John came from a large family which originated from West Bromwich and which had come to live in Stockport around 1887. The 1901 Census found the family living at 39 Lomas Street, Edgeley. John, senior, worked as a mechanic at a cotton mill and was married to Annie. The future soldier was their eldest son, although he had two older sisters, Mary and Clara. All three had been born in the Midlands. Five other children had been born since they came to Stockport - George, William, Sarah, Gladys and Lucy.
George and William would also serve in the War and not return home. In the first few months of 1913, John married Annie Etta Butterworth and they are thought to have set up home at 24 Wellington Street, Gorton. Like his brother George, John was serving as a police constable with the Manchester City Police. When War was declared, he was one of the "Pals" who joined the Manchester Regiment and was assigned to 13 Platoon, "D" Company, 22nd Battalion and will have first seen action at the Battle of the Somme in 1916.
At some point, John was probably wounded or otherwise away from his Battalion for a considerable time due to sickness. When he had recovered, he was transferred to the 9th Battalion which will have been in greater need of replacements. The fact that he retained his original service number means that this was after the beginning of 1917, but it is not possible to be more precise about when he changed battalions.
On 21 March, the long awaited German attack was delivered with overwhelming force. Within hours, the British Army was undertaking a desperate fighting retreat along a wide front. It is not surprising, therefore, that there are sparse details of the day recorded in the Battalion's War Diary. It records, however, that at 4.30am, they were ordered to "battle stations". They had to move into their designated position through a heavy gas bombardment which caused about 30 casualties. It then says, simply, "the battalion went into action and continued in action till April 1st."
In fact, although the 9th Battalion was kept in reserve, there was desperate fighting and, by the end of the day, the Battalion had been forced to retreat to avoid being cut-off. Nearly 70 men were dead.
The next day, after regrouping, it moved forward again to fight off another enemy attack. By now, the battalion had become very scattered and proper command was impossible. It was, therefore, withdrawn and the men were ordered to make their way, as best they could, to Beaumetz.
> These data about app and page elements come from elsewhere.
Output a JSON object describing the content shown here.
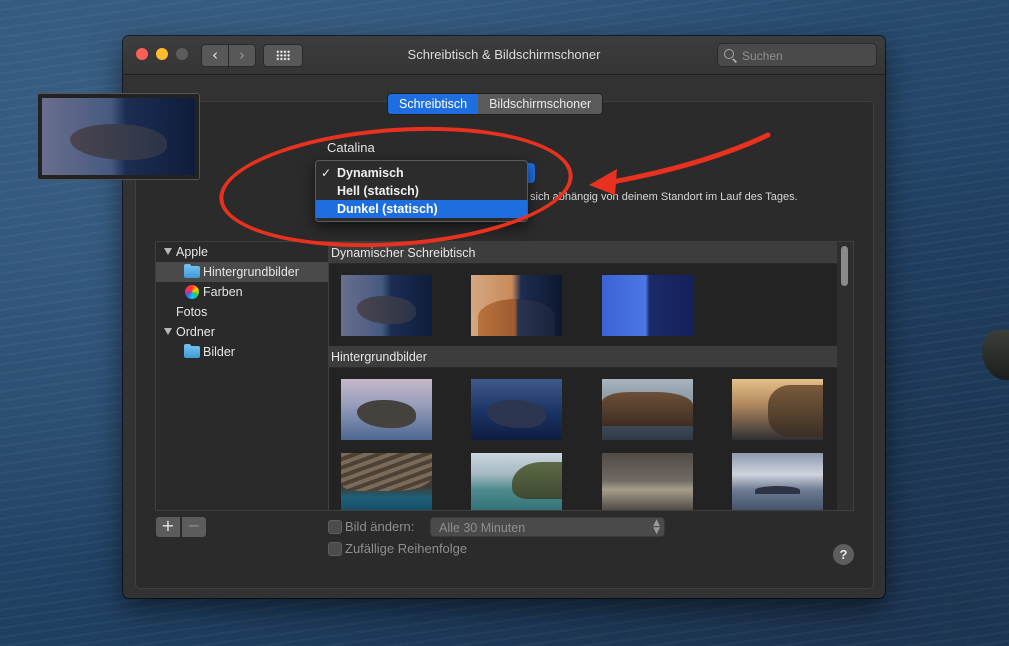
{
  "window": {
    "title": "Schreibtisch & Bildschirmschoner"
  },
  "toolbar": {
    "back_glyph": "‹",
    "forward_glyph": "›"
  },
  "search": {
    "placeholder": "Suchen"
  },
  "tabs": [
    {
      "label": "Schreibtisch",
      "active": true
    },
    {
      "label": "Bildschirmschoner",
      "active": false
    }
  ],
  "wallpaper": {
    "name": "Catalina",
    "description_visible": "sich abhängig von deinem Standort im Lauf des Tages."
  },
  "mode_menu": {
    "checkmark": "✓",
    "items": [
      {
        "label": "Dynamisch",
        "checked": true,
        "highlighted": false
      },
      {
        "label": "Hell (statisch)",
        "checked": false,
        "highlighted": false
      },
      {
        "label": "Dunkel (statisch)",
        "checked": false,
        "highlighted": true
      }
    ]
  },
  "sidebar": {
    "items": [
      {
        "label": "Apple",
        "kind": "group"
      },
      {
        "label": "Hintergrundbilder",
        "kind": "folder",
        "selected": true
      },
      {
        "label": "Farben",
        "kind": "colors"
      },
      {
        "label": "Fotos",
        "kind": "plain"
      },
      {
        "label": "Ordner",
        "kind": "group"
      },
      {
        "label": "Bilder",
        "kind": "folder"
      }
    ]
  },
  "gallery": {
    "sections": [
      {
        "title": "Dynamischer Schreibtisch",
        "thumbnails": [
          "catalina-dynamic",
          "mojave-dynamic",
          "solar-gradients"
        ]
      },
      {
        "title": "Hintergrundbilder",
        "thumbnails": [
          "catalina-day",
          "catalina-night",
          "coast-evening",
          "cliff-warm",
          "rocks-sea",
          "coast-teal",
          "storm",
          "clouds"
        ]
      }
    ]
  },
  "controls": {
    "add_glyph": "+",
    "remove_glyph": "−",
    "change_picture_label": "Bild ändern:",
    "change_picture_checked": false,
    "interval_value": "Alle 30 Minuten",
    "random_order_label": "Zufällige Reihenfolge",
    "random_order_checked": false,
    "help_glyph": "?"
  },
  "annotation": {
    "color": "#e8321f"
  },
  "colors": {
    "accent": "#1f6ee0",
    "window_bg": "#323232"
  }
}
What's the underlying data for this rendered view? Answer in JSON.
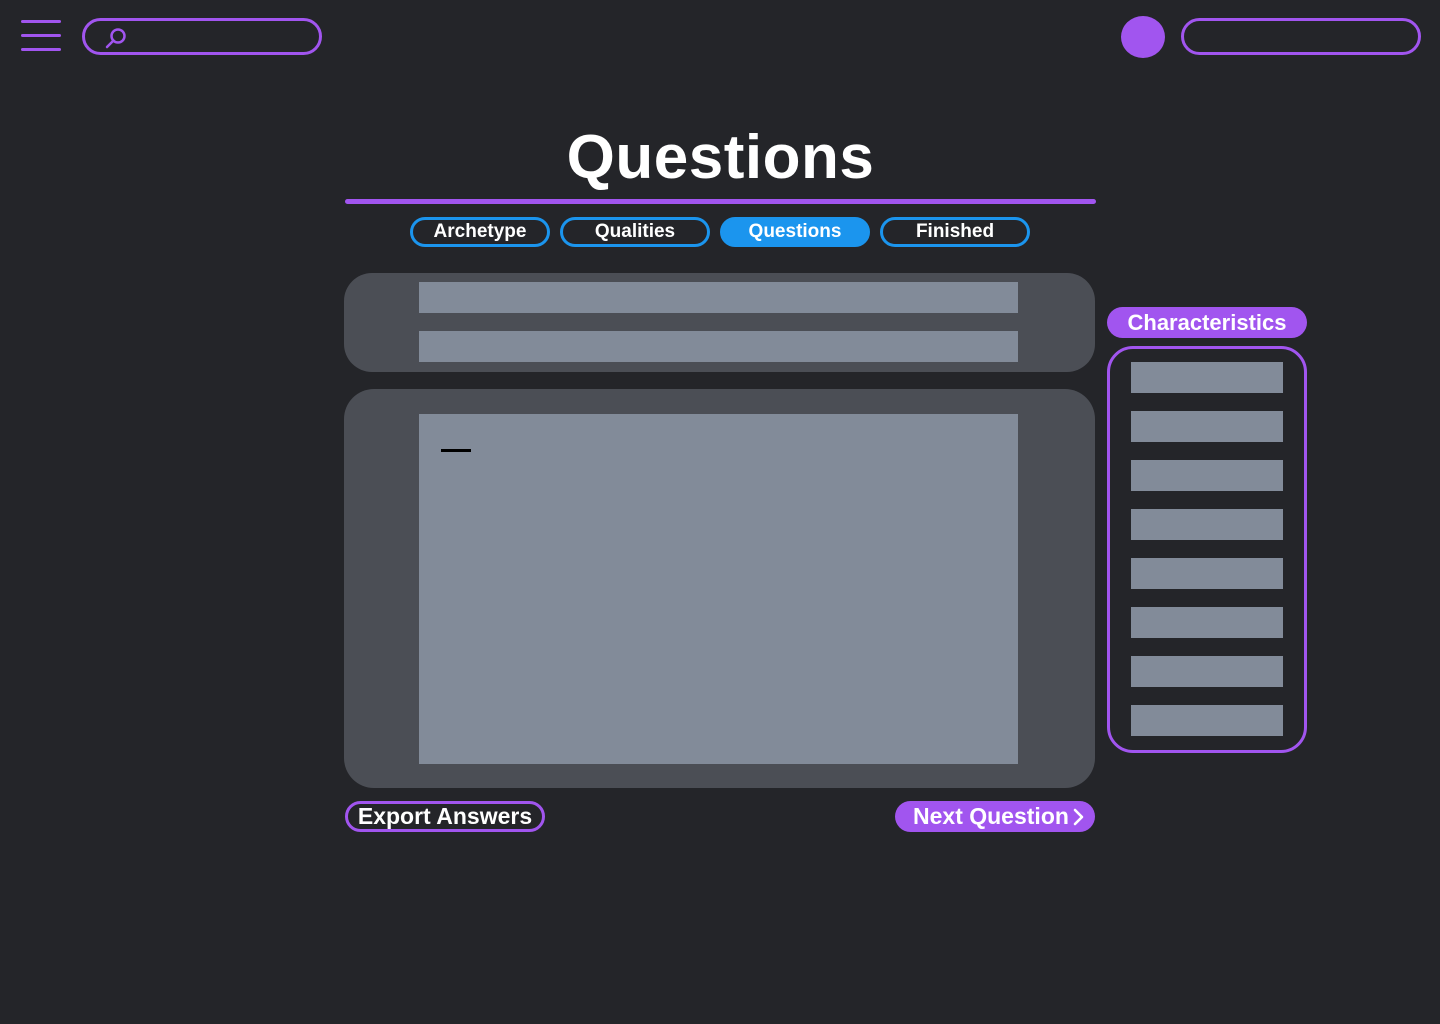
{
  "header": {
    "menu_icon": "hamburger-menu-icon",
    "search": {
      "icon": "search-icon",
      "placeholder": "",
      "value": ""
    },
    "avatar_color": "#a155ef"
  },
  "page": {
    "title": "Questions"
  },
  "steps": [
    {
      "label": "Archetype",
      "active": false
    },
    {
      "label": "Qualities",
      "active": false
    },
    {
      "label": "Questions",
      "active": true
    },
    {
      "label": "Finished",
      "active": false
    }
  ],
  "actions": {
    "export_label": "Export Answers",
    "next_label": "Next Question",
    "next_icon": "chevron-right-icon"
  },
  "sidebar": {
    "title": "Characteristics",
    "items": [
      "",
      "",
      "",
      "",
      "",
      "",
      "",
      ""
    ]
  },
  "colors": {
    "background": "#242529",
    "accent_purple": "#a155ef",
    "accent_blue": "#1b95ee",
    "panel": "#4b4e55",
    "placeholder_block": "#828b99"
  }
}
On the 23rd, the Battalion took up a defensive position on the banks of the River Somme at Eterpigny, where it covered the withdrawal of other units, before blowing up a bridge and withdrawing. It is probable that John was killed by enemy shellfire sometime during the day.